* _Data extract_
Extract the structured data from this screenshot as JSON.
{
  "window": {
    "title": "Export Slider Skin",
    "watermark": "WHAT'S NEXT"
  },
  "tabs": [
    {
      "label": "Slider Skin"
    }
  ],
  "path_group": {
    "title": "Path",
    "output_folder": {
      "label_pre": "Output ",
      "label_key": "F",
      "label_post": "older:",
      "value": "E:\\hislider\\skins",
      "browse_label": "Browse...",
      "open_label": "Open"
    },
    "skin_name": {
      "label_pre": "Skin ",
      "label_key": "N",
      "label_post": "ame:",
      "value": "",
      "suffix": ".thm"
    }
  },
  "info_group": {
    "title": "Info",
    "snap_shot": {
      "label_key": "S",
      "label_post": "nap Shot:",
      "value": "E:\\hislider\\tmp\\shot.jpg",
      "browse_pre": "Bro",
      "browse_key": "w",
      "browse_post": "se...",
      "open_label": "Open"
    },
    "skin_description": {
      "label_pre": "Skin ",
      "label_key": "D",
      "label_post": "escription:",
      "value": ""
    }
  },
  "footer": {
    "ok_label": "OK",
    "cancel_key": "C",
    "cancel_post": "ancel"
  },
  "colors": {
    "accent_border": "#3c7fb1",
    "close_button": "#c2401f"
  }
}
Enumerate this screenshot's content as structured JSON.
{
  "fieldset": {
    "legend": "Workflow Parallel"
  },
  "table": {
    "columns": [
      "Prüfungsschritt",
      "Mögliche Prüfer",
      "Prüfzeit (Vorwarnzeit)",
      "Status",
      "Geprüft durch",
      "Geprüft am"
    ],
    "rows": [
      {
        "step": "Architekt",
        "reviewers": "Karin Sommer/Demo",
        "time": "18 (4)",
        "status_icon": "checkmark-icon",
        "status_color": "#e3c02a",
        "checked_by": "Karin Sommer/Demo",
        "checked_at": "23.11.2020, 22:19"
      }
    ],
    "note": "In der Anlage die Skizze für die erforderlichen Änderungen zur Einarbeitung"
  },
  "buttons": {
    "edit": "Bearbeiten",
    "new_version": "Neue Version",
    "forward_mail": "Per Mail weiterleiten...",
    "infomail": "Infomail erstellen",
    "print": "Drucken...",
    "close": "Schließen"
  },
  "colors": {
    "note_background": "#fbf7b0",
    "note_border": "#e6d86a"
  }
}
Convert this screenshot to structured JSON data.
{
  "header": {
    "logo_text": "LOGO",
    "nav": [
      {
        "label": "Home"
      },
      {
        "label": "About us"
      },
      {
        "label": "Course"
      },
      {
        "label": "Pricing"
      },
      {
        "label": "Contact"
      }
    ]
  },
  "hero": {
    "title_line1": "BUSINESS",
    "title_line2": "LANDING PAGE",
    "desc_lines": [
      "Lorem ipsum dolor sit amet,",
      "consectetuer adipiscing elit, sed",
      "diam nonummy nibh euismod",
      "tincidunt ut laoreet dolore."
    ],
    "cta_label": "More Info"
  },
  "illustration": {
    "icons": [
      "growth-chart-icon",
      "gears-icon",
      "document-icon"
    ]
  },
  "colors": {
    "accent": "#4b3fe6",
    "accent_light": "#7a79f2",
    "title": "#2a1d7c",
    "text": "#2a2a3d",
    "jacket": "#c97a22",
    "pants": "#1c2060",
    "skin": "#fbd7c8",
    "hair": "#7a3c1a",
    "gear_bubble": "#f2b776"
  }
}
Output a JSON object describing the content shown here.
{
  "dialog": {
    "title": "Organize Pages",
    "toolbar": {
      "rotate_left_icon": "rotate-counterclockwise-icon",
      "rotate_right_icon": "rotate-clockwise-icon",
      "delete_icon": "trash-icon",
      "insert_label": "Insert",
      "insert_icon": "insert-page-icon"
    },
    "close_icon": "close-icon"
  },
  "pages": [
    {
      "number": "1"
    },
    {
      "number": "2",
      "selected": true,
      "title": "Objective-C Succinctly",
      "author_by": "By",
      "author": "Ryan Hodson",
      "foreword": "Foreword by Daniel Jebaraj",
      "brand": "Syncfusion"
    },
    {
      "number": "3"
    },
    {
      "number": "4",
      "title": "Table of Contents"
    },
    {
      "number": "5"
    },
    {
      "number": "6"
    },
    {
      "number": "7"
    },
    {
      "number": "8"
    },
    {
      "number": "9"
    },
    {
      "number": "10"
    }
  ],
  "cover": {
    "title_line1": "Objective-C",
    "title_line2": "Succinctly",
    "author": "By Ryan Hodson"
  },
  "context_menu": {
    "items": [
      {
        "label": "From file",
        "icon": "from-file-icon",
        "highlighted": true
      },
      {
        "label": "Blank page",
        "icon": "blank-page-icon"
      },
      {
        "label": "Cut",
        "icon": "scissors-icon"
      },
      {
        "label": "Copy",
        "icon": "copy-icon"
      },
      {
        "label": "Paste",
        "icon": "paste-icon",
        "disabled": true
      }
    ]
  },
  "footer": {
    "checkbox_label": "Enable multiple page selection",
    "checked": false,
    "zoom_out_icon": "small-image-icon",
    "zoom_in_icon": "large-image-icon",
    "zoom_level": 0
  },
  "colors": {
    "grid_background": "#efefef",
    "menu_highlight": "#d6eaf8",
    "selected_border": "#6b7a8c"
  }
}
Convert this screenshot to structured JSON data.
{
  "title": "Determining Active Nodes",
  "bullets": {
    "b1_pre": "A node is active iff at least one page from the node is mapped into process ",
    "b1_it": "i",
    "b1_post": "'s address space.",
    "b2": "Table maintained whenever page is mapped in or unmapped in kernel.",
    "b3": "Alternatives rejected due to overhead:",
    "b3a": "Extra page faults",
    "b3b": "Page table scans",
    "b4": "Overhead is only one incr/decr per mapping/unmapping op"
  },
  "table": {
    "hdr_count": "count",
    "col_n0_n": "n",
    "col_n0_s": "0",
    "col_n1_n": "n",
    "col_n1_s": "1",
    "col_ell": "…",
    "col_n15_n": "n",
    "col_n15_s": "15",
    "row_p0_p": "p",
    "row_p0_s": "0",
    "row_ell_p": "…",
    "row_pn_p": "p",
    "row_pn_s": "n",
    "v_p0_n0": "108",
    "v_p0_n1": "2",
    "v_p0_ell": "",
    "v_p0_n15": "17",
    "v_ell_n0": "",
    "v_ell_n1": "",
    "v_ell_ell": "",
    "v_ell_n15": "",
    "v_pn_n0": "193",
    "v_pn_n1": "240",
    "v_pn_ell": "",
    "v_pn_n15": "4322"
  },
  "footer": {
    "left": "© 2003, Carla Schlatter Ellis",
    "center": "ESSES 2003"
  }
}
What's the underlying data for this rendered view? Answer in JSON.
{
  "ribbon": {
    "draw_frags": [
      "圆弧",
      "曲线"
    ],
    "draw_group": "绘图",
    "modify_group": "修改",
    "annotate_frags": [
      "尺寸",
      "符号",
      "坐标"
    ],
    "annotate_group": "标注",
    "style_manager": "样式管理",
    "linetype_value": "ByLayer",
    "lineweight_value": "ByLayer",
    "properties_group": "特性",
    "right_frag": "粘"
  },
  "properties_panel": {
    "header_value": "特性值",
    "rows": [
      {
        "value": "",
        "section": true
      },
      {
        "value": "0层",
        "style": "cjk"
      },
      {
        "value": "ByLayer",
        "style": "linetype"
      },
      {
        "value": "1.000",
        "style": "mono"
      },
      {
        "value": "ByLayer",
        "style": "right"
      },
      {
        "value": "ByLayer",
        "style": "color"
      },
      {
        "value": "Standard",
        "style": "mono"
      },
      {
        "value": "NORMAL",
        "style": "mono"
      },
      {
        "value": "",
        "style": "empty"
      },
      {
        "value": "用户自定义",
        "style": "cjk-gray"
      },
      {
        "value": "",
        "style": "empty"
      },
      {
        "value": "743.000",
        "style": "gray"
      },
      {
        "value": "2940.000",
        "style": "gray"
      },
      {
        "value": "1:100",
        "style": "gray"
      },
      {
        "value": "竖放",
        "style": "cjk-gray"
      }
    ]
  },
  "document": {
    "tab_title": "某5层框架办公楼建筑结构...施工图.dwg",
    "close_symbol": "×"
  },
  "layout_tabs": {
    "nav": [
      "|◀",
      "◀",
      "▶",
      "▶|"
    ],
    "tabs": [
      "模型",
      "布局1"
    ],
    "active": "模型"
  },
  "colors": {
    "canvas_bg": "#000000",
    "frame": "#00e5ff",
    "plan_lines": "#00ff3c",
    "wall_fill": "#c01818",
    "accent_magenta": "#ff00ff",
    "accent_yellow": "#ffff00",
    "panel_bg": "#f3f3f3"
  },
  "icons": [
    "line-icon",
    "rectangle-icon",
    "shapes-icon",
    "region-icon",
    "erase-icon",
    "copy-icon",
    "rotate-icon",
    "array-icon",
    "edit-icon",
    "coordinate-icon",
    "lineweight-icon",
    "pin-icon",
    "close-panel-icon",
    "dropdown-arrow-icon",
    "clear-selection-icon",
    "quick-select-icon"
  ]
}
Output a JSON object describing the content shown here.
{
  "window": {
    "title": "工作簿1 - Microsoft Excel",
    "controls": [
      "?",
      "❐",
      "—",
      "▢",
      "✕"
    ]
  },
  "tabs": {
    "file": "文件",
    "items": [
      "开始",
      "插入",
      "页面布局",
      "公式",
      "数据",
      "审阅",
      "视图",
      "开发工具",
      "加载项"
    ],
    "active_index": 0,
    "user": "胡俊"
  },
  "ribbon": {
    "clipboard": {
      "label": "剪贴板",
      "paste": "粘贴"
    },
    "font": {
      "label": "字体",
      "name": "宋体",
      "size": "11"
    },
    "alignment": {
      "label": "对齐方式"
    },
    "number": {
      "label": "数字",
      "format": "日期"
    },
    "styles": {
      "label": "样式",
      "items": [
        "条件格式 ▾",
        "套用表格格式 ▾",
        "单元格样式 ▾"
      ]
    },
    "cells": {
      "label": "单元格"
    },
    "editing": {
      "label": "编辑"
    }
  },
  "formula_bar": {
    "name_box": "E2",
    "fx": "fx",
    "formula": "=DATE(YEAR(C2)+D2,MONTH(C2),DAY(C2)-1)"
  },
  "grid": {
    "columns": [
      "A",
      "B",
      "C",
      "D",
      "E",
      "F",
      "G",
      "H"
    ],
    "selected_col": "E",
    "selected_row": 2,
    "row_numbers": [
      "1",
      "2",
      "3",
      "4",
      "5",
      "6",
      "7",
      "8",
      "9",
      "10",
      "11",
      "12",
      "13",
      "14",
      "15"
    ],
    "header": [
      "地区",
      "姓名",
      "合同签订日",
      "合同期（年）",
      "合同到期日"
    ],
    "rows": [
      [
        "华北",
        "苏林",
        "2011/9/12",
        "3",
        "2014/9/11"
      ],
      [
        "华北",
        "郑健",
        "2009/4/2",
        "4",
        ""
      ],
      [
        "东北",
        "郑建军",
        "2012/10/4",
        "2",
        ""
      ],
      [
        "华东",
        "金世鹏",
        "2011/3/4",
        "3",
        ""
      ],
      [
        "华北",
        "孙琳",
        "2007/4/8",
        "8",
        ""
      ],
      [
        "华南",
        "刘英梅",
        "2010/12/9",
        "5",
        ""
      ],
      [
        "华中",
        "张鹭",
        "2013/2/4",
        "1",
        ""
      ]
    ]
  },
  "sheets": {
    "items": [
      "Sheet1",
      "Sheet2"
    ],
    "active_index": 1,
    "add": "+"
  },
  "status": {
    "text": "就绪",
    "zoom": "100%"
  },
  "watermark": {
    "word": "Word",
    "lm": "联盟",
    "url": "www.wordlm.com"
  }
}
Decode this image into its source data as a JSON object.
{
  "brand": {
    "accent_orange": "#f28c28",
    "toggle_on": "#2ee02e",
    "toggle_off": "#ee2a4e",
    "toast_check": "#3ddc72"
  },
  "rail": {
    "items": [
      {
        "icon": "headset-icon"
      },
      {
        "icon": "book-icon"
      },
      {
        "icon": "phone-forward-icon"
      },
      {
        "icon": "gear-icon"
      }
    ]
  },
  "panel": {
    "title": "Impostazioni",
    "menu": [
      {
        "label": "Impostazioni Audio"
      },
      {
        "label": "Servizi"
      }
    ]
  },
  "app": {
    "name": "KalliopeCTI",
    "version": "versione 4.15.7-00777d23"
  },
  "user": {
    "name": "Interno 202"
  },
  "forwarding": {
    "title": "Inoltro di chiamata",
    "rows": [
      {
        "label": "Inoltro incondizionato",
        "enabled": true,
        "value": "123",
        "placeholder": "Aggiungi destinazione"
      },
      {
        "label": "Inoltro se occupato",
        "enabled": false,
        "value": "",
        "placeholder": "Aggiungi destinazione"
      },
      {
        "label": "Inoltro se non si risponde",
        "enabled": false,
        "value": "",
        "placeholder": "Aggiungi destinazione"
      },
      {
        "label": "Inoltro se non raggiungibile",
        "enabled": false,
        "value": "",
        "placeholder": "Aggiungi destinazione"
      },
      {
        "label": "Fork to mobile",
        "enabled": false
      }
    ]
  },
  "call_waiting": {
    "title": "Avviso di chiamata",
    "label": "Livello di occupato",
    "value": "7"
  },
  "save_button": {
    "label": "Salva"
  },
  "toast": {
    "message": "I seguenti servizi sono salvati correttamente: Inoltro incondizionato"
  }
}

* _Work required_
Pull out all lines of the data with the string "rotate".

* _Written solution_
      "rotate_left_icon": "rotate-counterclockwise-icon",
      "rotate_right_icon": "rotate-clockwise-icon",
    "rotate-icon",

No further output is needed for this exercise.